Upon finishing the sermon he taught them to sing two songs in English. What a sweet sound that must have been to hear those fierce tribal people as they began to sing the songs of Jesus.

  • "God is so good,

  • God is so good,

  • God is so good,

  • He's so good to me.

  • "He answers prayer,

  • He answers prayer,

  • He answers prayer,

  • He's so good to me.

  • "Alleluia, Alleluia,

  • Alleluia, Alleluia,

  • Alleluia, Alleluia,

  • Alleluia, Praise the Lord!"

  • "He's coming soon,

  • He's coming scion,

  • He's coming soon,

  • He's so good to me."

The sound of harmonious singing drifted out over the jungle. Once again the presence of the Holy Spirit was felt as the people, most of whom had never even heard English before, sang with perfect understanding and flawless accents.

Pastor Harris was filled with a quiet, holy joy as he stepped into the canoe with his companion to return to his humble abode that night. As the reality of what had happened dawned upon them, they praised God for His marvelous works to the children of men. God works in mysterious ways His wonders to perform. Instead of giving just Elder Harris the gift of tongues, he had given the whole audience the gift of tongue so that they could be taught more effectively the gospel of God's love. God wants them to know that He is powerful and that He loves them.

The Missing Translator

In South Africa, there are many different tribes among the black nationals. Many of the African tribes have their own cultures and dialects that have been developed over thousands of years. This makes it difficult to reach the many different tribes there. Learning each dialect and preparing material in each language would take many people years of labor. Yet Revelation 14:6 says that the gospel is to be taken to every nation, tribe, tongue, and people. These language differences create a very real problem that ministers in places like this must grapple with. Reliable translators are often few. They were for Hugh Stevenson.

One evening while beginning a new series in one of these tribal villages he began to get anxious as he waited for his translator to arrive. Time passed and still the translator didn't come. Hugh began to pray. What should he do? The people were gathering expecting to hear a message. How could he disappoint them and send them home? Besides, since he was white and they were black being unable to communicate with them would leave them wondering why he was there. Hostility might arise.

The situation was serious. The people were there-All curious--yet no translator. Hugh stepped forward to pray. But as he began to pray, a strange thing happened. He found himself praying in a new language! And he understood what he was saying! He looked at the people--they were understanding too!

Suddenly he realized he knew two languages--English and this new language of the African tribe. He seemed to know it perfectly. The sermon that had been prepared in English flowed freely and fluently from his lips in the dialect of the people. The Holy Spirit was there to move on the hearts of the people as they listened.

Night after night he continued to speak to the people.

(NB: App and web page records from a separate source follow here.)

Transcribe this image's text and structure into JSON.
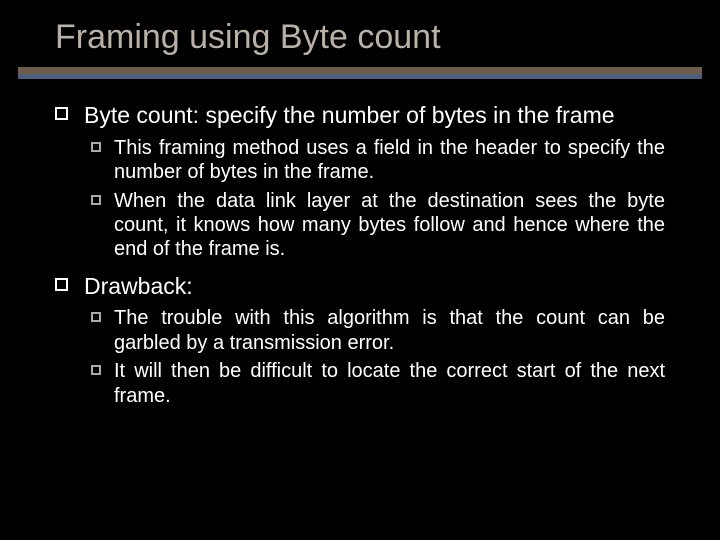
{
  "title": "Framing using Byte count",
  "sections": [
    {
      "heading": "Byte count: specify the number of bytes in the frame",
      "subitems": [
        "This framing method uses a field in the header to specify the number of bytes in the frame.",
        "When the data link layer at the destination sees the byte count, it knows how many bytes follow and hence where the end of the frame is."
      ]
    },
    {
      "heading": "Drawback:",
      "subitems": [
        "The trouble with this algorithm is that the count can be garbled by a transmission error.",
        "It will then be difficult to locate the correct start of the next frame."
      ]
    }
  ]
}
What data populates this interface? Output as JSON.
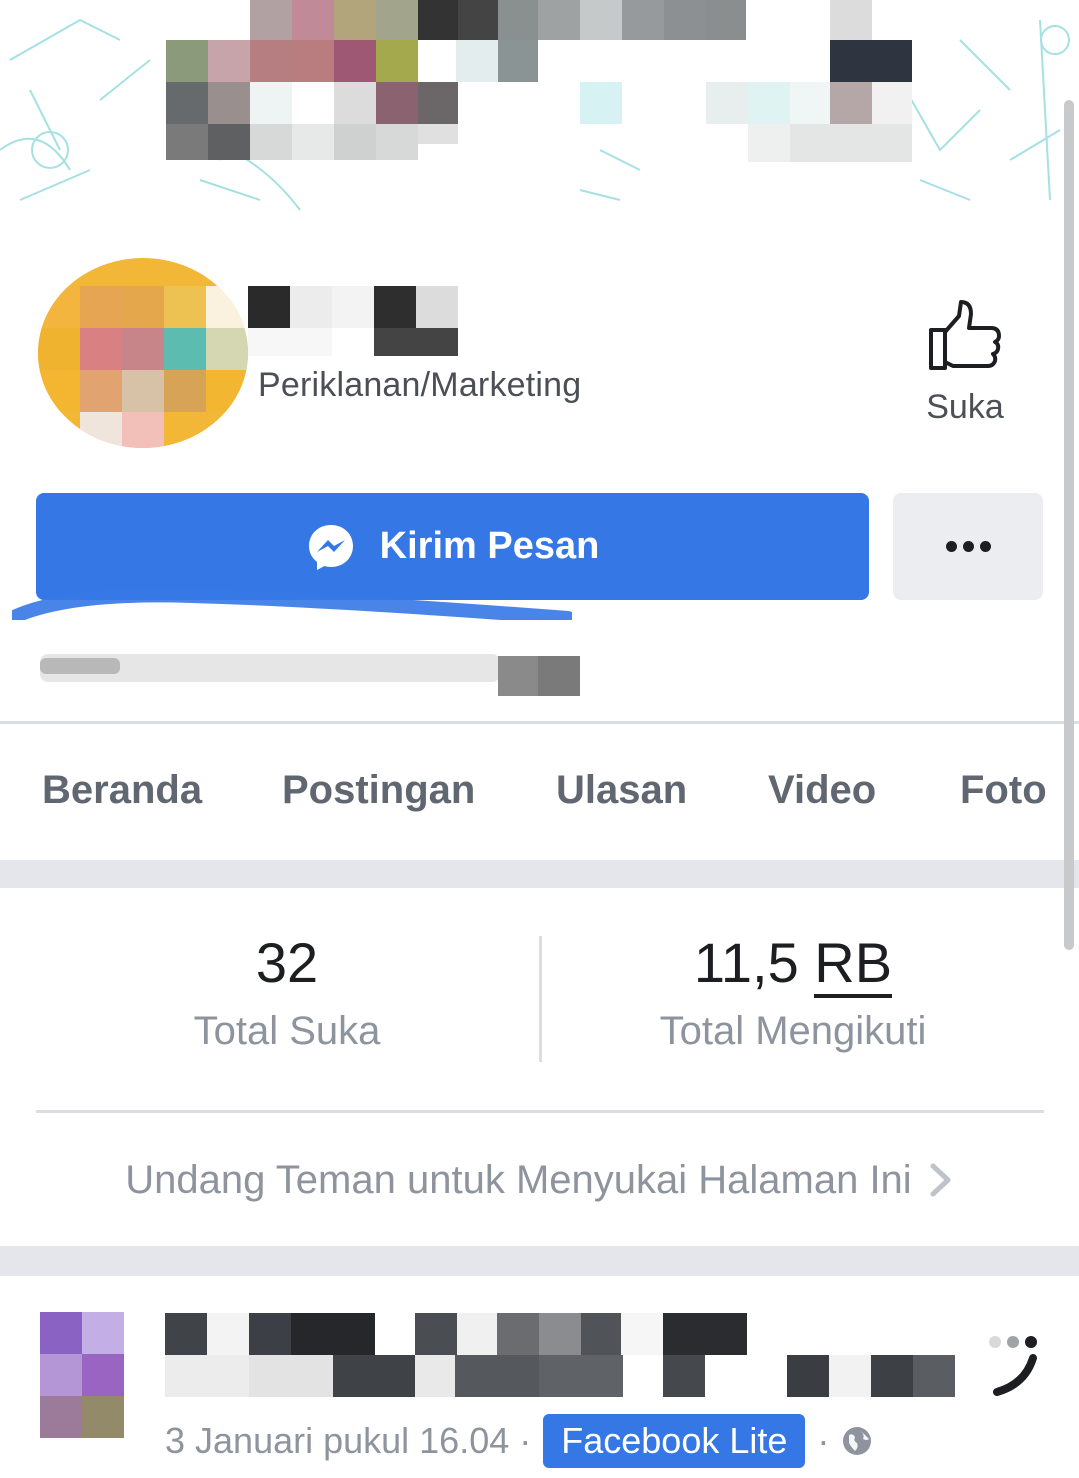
{
  "page": {
    "category": "Periklanan/Marketing",
    "like_label": "Suka",
    "message_button_label": "Kirim Pesan",
    "more_button_label": "•••"
  },
  "tabs": [
    {
      "label": "Beranda"
    },
    {
      "label": "Postingan"
    },
    {
      "label": "Ulasan"
    },
    {
      "label": "Video"
    },
    {
      "label": "Foto"
    }
  ],
  "stats": {
    "likes_value": "32",
    "likes_label": "Total Suka",
    "followers_value_num": "11,5 ",
    "followers_value_unit": "RB",
    "followers_label": "Total Mengikuti"
  },
  "invite": {
    "label": "Undang Teman untuk Menyukai Halaman Ini"
  },
  "post": {
    "date": "3 Januari pukul 16.04",
    "separator": "·",
    "app_label": "Facebook Lite",
    "separator2": "·"
  },
  "colors": {
    "accent": "#3578e5",
    "secondary_button": "#ebedf0",
    "muted_text": "#8d949e",
    "tab_text": "#606770"
  },
  "icons": {
    "like": "thumbs-up-icon",
    "messenger": "messenger-icon",
    "more": "more-dots-icon",
    "chevron": "chevron-right-icon",
    "globe": "globe-icon"
  }
}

Never again did he need someone to translate for him into that language. God had given him the ability to speak that language. It was a gift of the Holy Spirit. The gift of a new language so that he could take the gospel to these people. One of the amazing things was that from that day on he never forgot that dialect.


Praising God??

A Chinese laundryman visited a charismatic church in which the members were speaking in tongues. One of the elders of the church recognized the Chinese man and visited his laundry business the following week. When he asked the Chinese man how he liked the church service, the man shook his head in disapproval.

The elder said, "What was wrong? I thought I heard a lady speak in tongues that sounded like Chinese."

The Chinese man said, "She did speak in Chinese, and she was cursing God the whole time."

This is just one of many such examples, of which I have heard, of individuals who believed that they were praising God, but who were in fact cursing Him.

How could this be? Certainly the Holy Spirit would not lead someone to curse God. Could the devil have a counterfeit of the Biblical speaking in tongues?